--- EXERCISE DIRECTIONS ---
Where the lines below hold images, skip those and copy every word exactly.
**** GIVEN DATA
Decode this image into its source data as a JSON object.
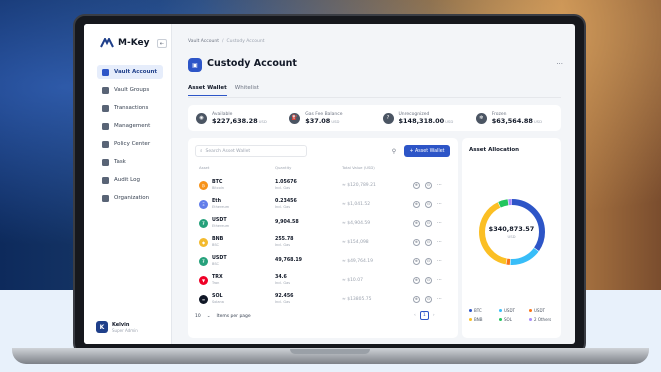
{
  "brand": {
    "name": "M-Key",
    "collapse_icon": "⇤"
  },
  "sidebar": {
    "items": [
      {
        "label": "Vault Account",
        "icon": "wallet-icon",
        "active": true
      },
      {
        "label": "Vault Groups",
        "icon": "folder-icon",
        "active": false
      },
      {
        "label": "Transactions",
        "icon": "transactions-icon",
        "active": false
      },
      {
        "label": "Management",
        "icon": "management-icon",
        "active": false
      },
      {
        "label": "Policy Center",
        "icon": "shield-icon",
        "active": false
      },
      {
        "label": "Task",
        "icon": "task-icon",
        "active": false
      },
      {
        "label": "Audit Log",
        "icon": "audit-icon",
        "active": false
      },
      {
        "label": "Organization",
        "icon": "users-icon",
        "active": false
      }
    ],
    "user": {
      "initial": "K",
      "name": "Kelvin",
      "role": "Super Admin"
    }
  },
  "header": {
    "breadcrumb": [
      "Vault Account",
      "Custody Account"
    ],
    "separator": "/",
    "title": "Custody Account",
    "more": "···"
  },
  "tabs": [
    {
      "label": "Asset Wallet",
      "active": true
    },
    {
      "label": "Whitelist",
      "active": false
    }
  ],
  "stats": [
    {
      "label": "Available",
      "value": "$227,638.28",
      "unit": "USD"
    },
    {
      "label": "Gas Fee Balance",
      "value": "$37.08",
      "unit": "USD"
    },
    {
      "label": "Unrecognized",
      "value": "$148,318.00",
      "unit": "USD"
    },
    {
      "label": "Frozen",
      "value": "$63,564.88",
      "unit": "USD"
    }
  ],
  "assets": {
    "search_placeholder": "Search Asset Wallet",
    "add_button": "+ Asset Wallet",
    "columns": [
      "Asset",
      "Quantity",
      "Total Value (USD)"
    ],
    "rows": [
      {
        "symbol": "BTC",
        "network": "Bitcoin",
        "qty": "1.05676",
        "qty_sub": "Incl. Gas",
        "total": "≈ $120,789.21",
        "color": "#f7931a",
        "glyph": "₿"
      },
      {
        "symbol": "Eth",
        "network": "Ethereum",
        "qty": "0.23456",
        "qty_sub": "Incl. Gas",
        "total": "≈ $1,041.52",
        "color": "#627eea",
        "glyph": "Ξ"
      },
      {
        "symbol": "USDT",
        "network": "Ethereum",
        "qty": "9,904.58",
        "qty_sub": "",
        "total": "≈ $4,904.59",
        "color": "#26a17b",
        "glyph": "₮"
      },
      {
        "symbol": "BNB",
        "network": "BSC",
        "qty": "255.78",
        "qty_sub": "Incl. Gas",
        "total": "≈ $154,098",
        "color": "#f3ba2f",
        "glyph": "◆"
      },
      {
        "symbol": "USDT",
        "network": "BSC",
        "qty": "49,768.19",
        "qty_sub": "",
        "total": "≈ $49,764.19",
        "color": "#26a17b",
        "glyph": "₮"
      },
      {
        "symbol": "TRX",
        "network": "Tron",
        "qty": "34.6",
        "qty_sub": "Incl. Gas",
        "total": "≈ $10.07",
        "color": "#ef0027",
        "glyph": "▼"
      },
      {
        "symbol": "SOL",
        "network": "Solana",
        "qty": "92.456",
        "qty_sub": "Incl. Gas",
        "total": "≈ $13805.75",
        "color": "#111827",
        "glyph": "≡"
      }
    ],
    "per_page": "10",
    "per_page_label": "Items per page",
    "current_page": "1",
    "prev": "‹",
    "next": "›"
  },
  "allocation": {
    "title": "Asset Allocation",
    "total": "$340,873.57",
    "unit": "USD",
    "segments": [
      {
        "name": "BTC",
        "share": 0.35,
        "color": "#2d55c7"
      },
      {
        "name": "USDT",
        "share": 0.16,
        "color": "#38bdf8"
      },
      {
        "name": "USDT",
        "share": 0.02,
        "color": "#f97316"
      },
      {
        "name": "BNB",
        "share": 0.4,
        "color": "#fbbf24"
      },
      {
        "name": "SOL",
        "share": 0.05,
        "color": "#22c55e"
      },
      {
        "name": "2 Others",
        "share": 0.02,
        "color": "#a78bfa"
      }
    ]
  }
}
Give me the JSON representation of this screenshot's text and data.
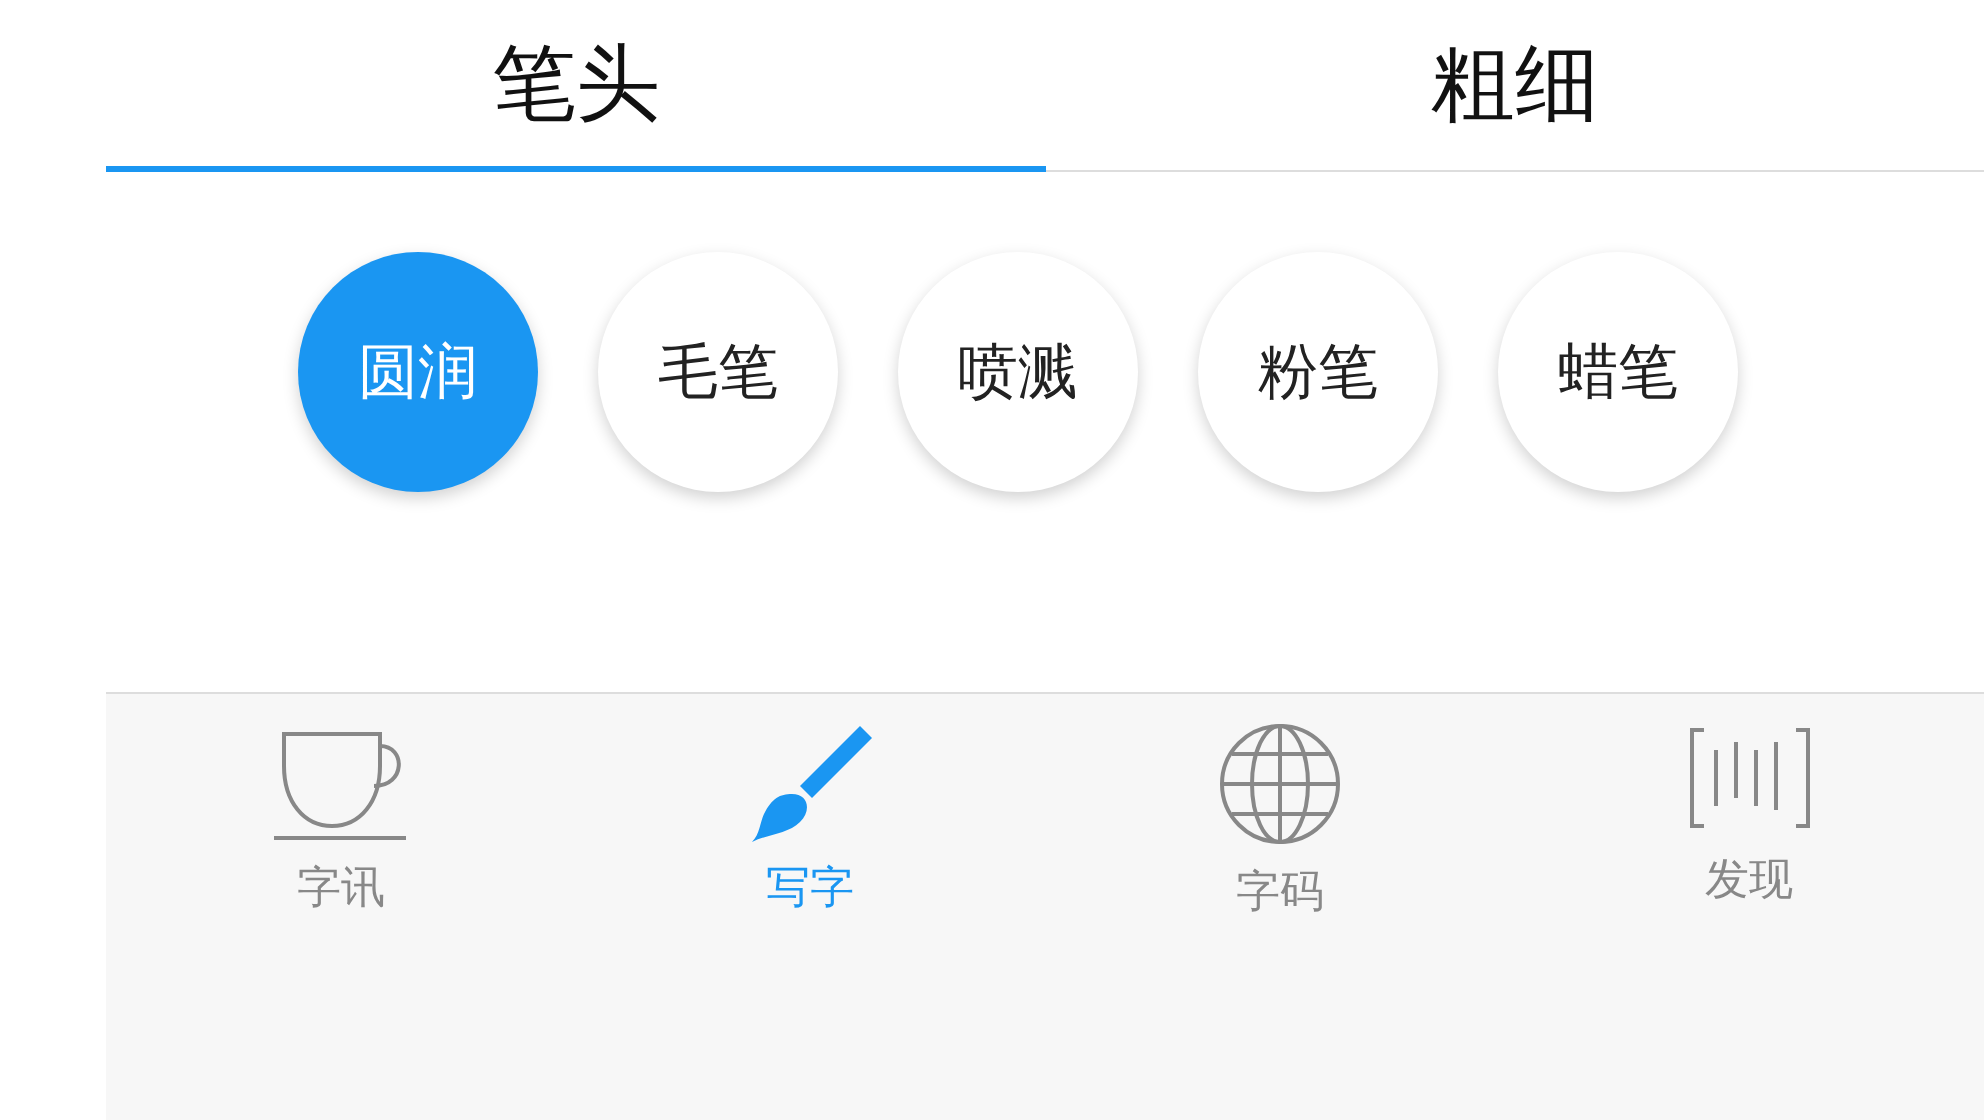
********
--- RESPONSE AREA ---
Decode this image into its source data as a JSON object.
{
  "brand": {
    "name": "M-Key",
    "collapse_icon": "⇤"
  },
  "sidebar": {
    "items": [
      {
        "label": "Vault Account",
        "icon": "wallet-icon",
        "active": true
      },
      {
        "label": "Vault Groups",
        "icon": "folder-icon",
        "active": false
      },
      {
        "label": "Transactions",
        "icon": "transactions-icon",
        "active": false
      },
      {
        "label": "Management",
        "icon": "management-icon",
        "active": false
      },
      {
        "label": "Policy Center",
        "icon": "shield-icon",
        "active": false
      },
      {
        "label": "Task",
        "icon": "task-icon",
        "active": false
      },
      {
        "label": "Audit Log",
        "icon": "audit-icon",
        "active": false
      },
      {
        "label": "Organization",
        "icon": "users-icon",
        "active": false
      }
    ],
    "user": {
      "initial": "K",
      "name": "Kelvin",
      "role": "Super Admin"
    }
  },
  "header": {
    "breadcrumb": [
      "Vault Account",
      "Custody Account"
    ],
    "separator": "/",
    "title": "Custody Account",
    "more": "···"
  },
  "tabs": [
    {
      "label": "Asset Wallet",
      "active": true
    },
    {
      "label": "Whitelist",
      "active": false
    }
  ],
  "stats": [
    {
      "label": "Available",
      "value": "$227,638.28",
      "unit": "USD"
    },
    {
      "label": "Gas Fee Balance",
      "value": "$37.08",
      "unit": "USD"
    },
    {
      "label": "Unrecognized",
      "value": "$148,318.00",
      "unit": "USD"
    },
    {
      "label": "Frozen",
      "value": "$63,564.88",
      "unit": "USD"
    }
  ],
  "assets": {
    "search_placeholder": "Search Asset Wallet",
    "add_button": "+ Asset Wallet",
    "columns": [
      "Asset",
      "Quantity",
      "Total Value (USD)"
    ],
    "rows": [
      {
        "symbol": "BTC",
        "network": "Bitcoin",
        "qty": "1.05676",
        "qty_sub": "Incl. Gas",
        "total": "≈ $120,789.21",
        "color": "#f7931a",
        "glyph": "₿"
      },
      {
        "symbol": "Eth",
        "network": "Ethereum",
        "qty": "0.23456",
        "qty_sub": "Incl. Gas",
        "total": "≈ $1,041.52",
        "color": "#627eea",
        "glyph": "Ξ"
      },
      {
        "symbol": "USDT",
        "network": "Ethereum",
        "qty": "9,904.58",
        "qty_sub": "",
        "total": "≈ $4,904.59",
        "color": "#26a17b",
        "glyph": "₮"
      },
      {
        "symbol": "BNB",
        "network": "BSC",
        "qty": "255.78",
        "qty_sub": "Incl. Gas",
        "total": "≈ $154,098",
        "color": "#f3ba2f",
        "glyph": "◆"
      },
      {
        "symbol": "USDT",
        "network": "BSC",
        "qty": "49,768.19",
        "qty_sub": "",
        "total": "≈ $49,764.19",
        "color": "#26a17b",
        "glyph": "₮"
      },
      {
        "symbol": "TRX",
        "network": "Tron",
        "qty": "34.6",
        "qty_sub": "Incl. Gas",
        "total": "≈ $10.07",
        "color": "#ef0027",
        "glyph": "▼"
      },
      {
        "symbol": "SOL",
        "network": "Solana",
        "qty": "92.456",
        "qty_sub": "Incl. Gas",
        "total": "≈ $13805.75",
        "color": "#111827",
        "glyph": "≡"
      }
    ],
    "per_page": "10",
    "per_page_label": "Items per page",
    "current_page": "1",
    "prev": "‹",
    "next": "›"
  },
  "allocation": {
    "title": "Asset Allocation",
    "total": "$340,873.57",
    "unit": "USD",
    "segments": [
      {
        "name": "BTC",
        "share": 0.35,
        "color": "#2d55c7"
      },
      {
        "name": "USDT",
        "share": 0.16,
        "color": "#38bdf8"
      },
      {
        "name": "USDT",
        "share": 0.02,
        "color": "#f97316"
      },
      {
        "name": "BNB",
        "share": 0.4,
        "color": "#fbbf24"
      },
      {
        "name": "SOL",
        "share": 0.05,
        "color": "#22c55e"
      },
      {
        "name": "2 Others",
        "share": 0.02,
        "color": "#a78bfa"
      }
    ]
  }
}
Give me the JSON representation of this screenshot's text and data.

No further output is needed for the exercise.